By Beth Carter
Posting in Design
A new augmented reality app tracks your position and calculates where you go in real time, projecting arrows in front of you as you walk.
The familiar blue dot on smartphone GPS systems is a symbol that many of us have come to rely on to tell us where we are, and where we are going. For the most part the blue dot is incredibly helpful, but once you reach your destination, you're on your own. Confusing buildings, labyrinth offices, and gigantic malls can all be a struggle to navigate.
Now, however, a new augmented reality app can literally point you in the right direction. The app tracks your position and calculates where you go in real time, but unlike a phone GPS, this app projects the directions in front of you, in the form of arrows.
The app, called Guiding Light, was developed by Jaewoo Chung at MIT's Media Lab. It's made of a wearable badge with magnetic sensors and a software app that uses a projector that is built into many Samsung smartphones to display arrows on the ground in front of you as you walk.
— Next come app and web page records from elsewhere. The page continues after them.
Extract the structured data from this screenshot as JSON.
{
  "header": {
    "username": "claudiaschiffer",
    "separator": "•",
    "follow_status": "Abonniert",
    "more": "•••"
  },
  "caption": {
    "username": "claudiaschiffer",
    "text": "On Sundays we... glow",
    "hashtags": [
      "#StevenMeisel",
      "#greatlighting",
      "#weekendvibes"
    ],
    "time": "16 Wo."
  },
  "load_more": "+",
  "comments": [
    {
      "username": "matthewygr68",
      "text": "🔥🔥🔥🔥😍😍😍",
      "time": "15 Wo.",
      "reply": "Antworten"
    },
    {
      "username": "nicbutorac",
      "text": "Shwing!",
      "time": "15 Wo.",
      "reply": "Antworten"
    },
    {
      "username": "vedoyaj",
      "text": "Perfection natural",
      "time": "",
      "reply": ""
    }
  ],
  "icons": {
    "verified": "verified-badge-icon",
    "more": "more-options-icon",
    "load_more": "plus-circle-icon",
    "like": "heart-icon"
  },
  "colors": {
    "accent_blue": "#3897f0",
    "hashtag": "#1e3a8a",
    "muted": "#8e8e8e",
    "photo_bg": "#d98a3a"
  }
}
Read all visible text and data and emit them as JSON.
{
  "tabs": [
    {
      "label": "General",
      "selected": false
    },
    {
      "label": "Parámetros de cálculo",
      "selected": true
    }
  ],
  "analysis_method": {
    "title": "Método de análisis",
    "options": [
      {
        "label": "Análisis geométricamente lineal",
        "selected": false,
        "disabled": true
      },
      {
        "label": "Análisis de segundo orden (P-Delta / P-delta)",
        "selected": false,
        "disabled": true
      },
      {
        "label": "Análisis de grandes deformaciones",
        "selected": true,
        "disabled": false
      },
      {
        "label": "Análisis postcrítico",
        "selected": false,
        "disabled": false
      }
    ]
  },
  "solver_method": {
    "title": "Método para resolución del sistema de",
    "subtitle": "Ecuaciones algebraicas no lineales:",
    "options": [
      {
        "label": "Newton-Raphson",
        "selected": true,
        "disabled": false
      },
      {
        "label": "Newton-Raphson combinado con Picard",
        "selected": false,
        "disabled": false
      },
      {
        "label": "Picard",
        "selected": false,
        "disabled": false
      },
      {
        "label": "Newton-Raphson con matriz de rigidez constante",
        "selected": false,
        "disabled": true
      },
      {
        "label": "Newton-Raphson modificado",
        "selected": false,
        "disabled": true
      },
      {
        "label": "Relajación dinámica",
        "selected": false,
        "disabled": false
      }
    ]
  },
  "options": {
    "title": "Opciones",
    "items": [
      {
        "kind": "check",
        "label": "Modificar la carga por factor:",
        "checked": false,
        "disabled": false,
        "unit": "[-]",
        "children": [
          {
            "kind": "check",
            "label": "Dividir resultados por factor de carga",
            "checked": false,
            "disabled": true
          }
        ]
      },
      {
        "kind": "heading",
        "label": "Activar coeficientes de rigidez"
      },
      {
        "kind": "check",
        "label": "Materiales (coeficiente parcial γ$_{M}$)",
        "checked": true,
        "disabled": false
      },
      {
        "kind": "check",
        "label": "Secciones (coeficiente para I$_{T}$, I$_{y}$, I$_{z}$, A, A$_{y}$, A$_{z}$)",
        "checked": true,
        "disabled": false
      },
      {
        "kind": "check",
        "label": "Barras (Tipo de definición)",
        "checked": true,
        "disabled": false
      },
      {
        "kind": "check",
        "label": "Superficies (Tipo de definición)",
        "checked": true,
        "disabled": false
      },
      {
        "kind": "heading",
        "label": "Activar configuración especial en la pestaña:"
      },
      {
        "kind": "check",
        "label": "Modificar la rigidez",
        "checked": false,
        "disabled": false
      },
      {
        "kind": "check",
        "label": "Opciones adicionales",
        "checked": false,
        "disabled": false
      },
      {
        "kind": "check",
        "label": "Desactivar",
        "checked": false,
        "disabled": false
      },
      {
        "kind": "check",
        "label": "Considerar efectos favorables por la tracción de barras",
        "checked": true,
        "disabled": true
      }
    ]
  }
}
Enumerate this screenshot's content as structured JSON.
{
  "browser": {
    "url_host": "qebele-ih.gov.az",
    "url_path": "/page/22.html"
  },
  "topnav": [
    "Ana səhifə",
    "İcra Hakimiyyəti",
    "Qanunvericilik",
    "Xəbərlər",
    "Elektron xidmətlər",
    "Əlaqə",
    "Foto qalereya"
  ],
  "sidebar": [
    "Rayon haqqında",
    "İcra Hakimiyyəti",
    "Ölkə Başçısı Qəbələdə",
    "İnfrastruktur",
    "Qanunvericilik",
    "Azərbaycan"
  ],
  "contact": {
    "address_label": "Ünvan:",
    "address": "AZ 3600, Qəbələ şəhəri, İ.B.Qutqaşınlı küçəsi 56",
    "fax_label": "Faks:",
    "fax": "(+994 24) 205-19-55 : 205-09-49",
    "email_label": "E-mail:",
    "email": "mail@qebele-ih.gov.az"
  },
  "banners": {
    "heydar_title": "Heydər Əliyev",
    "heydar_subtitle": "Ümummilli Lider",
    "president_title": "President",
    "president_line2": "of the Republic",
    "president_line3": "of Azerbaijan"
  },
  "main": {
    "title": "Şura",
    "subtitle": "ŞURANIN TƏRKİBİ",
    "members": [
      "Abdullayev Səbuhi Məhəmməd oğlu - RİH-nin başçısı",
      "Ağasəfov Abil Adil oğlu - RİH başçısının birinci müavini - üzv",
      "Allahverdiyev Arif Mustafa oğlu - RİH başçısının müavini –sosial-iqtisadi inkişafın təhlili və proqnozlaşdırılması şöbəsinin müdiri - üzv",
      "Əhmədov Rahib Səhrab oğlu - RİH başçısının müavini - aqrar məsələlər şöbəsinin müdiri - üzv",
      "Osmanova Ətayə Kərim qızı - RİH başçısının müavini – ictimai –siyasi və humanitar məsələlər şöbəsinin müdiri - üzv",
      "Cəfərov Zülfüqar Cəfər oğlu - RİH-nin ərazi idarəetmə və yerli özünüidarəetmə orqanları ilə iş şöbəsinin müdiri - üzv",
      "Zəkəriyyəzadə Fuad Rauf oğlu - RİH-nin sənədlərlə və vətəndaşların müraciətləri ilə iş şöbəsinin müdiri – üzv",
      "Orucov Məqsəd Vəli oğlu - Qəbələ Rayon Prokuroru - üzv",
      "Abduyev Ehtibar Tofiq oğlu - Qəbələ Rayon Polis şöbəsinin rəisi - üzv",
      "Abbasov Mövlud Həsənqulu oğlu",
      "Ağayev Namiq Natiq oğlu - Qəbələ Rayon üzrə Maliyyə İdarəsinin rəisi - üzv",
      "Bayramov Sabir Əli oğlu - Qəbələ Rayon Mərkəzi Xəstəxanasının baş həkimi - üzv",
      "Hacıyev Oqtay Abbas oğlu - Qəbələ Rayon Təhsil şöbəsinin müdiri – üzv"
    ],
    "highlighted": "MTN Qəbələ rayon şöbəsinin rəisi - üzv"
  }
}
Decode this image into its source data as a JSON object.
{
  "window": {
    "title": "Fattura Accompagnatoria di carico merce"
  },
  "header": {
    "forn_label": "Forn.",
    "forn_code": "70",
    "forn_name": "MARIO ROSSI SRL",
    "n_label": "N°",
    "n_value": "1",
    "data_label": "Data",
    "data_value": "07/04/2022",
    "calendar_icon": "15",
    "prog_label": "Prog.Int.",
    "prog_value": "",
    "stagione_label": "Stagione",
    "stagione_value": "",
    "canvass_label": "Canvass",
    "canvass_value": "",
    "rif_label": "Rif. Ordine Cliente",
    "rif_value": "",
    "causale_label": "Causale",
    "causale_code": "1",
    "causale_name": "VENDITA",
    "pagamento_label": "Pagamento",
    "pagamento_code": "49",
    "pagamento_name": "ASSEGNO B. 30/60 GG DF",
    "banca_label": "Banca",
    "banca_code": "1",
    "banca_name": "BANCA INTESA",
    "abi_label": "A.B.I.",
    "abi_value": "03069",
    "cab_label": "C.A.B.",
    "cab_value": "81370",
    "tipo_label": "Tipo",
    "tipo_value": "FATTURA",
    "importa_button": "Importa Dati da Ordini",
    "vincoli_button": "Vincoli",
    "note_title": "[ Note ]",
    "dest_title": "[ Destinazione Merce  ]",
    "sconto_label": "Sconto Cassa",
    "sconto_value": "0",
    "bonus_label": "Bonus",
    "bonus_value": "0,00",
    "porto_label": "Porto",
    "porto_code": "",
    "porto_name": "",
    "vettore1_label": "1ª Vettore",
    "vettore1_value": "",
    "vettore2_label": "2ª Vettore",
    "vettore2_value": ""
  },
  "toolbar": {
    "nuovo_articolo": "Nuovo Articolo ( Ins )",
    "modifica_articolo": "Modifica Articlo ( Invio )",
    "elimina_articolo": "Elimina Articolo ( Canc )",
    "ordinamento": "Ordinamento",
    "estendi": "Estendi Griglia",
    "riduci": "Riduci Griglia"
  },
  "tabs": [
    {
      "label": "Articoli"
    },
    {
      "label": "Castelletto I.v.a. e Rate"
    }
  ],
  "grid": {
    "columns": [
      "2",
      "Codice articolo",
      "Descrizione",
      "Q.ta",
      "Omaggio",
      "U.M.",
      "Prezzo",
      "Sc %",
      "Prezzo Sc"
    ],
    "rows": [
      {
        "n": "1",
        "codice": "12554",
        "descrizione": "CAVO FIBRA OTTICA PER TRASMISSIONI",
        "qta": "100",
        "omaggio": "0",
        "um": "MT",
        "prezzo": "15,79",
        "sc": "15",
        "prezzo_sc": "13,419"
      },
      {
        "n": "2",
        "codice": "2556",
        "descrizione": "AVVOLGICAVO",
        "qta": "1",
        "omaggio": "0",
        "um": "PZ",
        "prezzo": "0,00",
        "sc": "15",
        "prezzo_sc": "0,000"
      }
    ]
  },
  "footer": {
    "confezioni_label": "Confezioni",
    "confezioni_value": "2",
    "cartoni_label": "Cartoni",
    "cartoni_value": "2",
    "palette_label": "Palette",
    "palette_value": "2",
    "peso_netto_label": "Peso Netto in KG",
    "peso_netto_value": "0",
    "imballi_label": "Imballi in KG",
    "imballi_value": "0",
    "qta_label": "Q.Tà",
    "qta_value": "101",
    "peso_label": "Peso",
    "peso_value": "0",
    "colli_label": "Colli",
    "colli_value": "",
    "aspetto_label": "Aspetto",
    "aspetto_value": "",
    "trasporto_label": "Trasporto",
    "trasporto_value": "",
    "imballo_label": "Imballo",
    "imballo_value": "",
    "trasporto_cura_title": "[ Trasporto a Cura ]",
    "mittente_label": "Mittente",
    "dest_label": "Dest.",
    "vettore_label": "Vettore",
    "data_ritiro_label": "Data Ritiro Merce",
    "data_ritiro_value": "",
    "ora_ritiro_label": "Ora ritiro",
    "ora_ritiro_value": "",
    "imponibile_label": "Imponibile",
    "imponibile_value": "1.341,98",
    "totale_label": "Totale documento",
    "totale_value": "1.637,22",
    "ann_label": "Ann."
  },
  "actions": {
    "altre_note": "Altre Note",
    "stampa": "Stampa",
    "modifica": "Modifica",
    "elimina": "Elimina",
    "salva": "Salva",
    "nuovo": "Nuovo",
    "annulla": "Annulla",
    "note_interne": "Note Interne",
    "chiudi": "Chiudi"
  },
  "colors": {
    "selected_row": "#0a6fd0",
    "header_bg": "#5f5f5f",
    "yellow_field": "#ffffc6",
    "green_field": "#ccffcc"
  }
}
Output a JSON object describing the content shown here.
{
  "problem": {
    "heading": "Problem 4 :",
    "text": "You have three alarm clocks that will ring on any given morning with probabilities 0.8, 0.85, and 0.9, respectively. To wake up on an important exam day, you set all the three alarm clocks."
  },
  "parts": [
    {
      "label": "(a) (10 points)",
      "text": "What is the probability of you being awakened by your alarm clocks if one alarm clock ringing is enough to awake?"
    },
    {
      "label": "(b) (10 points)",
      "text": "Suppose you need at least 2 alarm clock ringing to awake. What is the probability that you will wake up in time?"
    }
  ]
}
The system works with a map of the building that is based on fluctuations in its magnetic field (created by the steel in the walls, floors and ceilings). And in tests, the app was able to locate the user's location to within a meter.
To make the maps, someone wearing the magnetic sensor badge must walk through the building completely, and then the map can be uploaded onto the phone. However, to find their way around the building, the user must wear a similar badge, that communicates their position onto the phone.
To get to a specific location, the user can put the desired destination into the app, and it will project an arrow onto the floor in front of them that will change direction as the sensors shift in orientation.
The projector can also give other information. Say you point your phone at an office door, the app has the potential to display a photo and job title of the occupant.
Still in the prototype phase, this design is a bit clunky and wearing a badge is something that most would find to be too inconvenient actually use regularly. But, if the magnetic sensors could be integrated into the phone, or if there was some sort of database of magnetic building maps, this could really take off.
Image: Beth Carter
Mar 1, 2012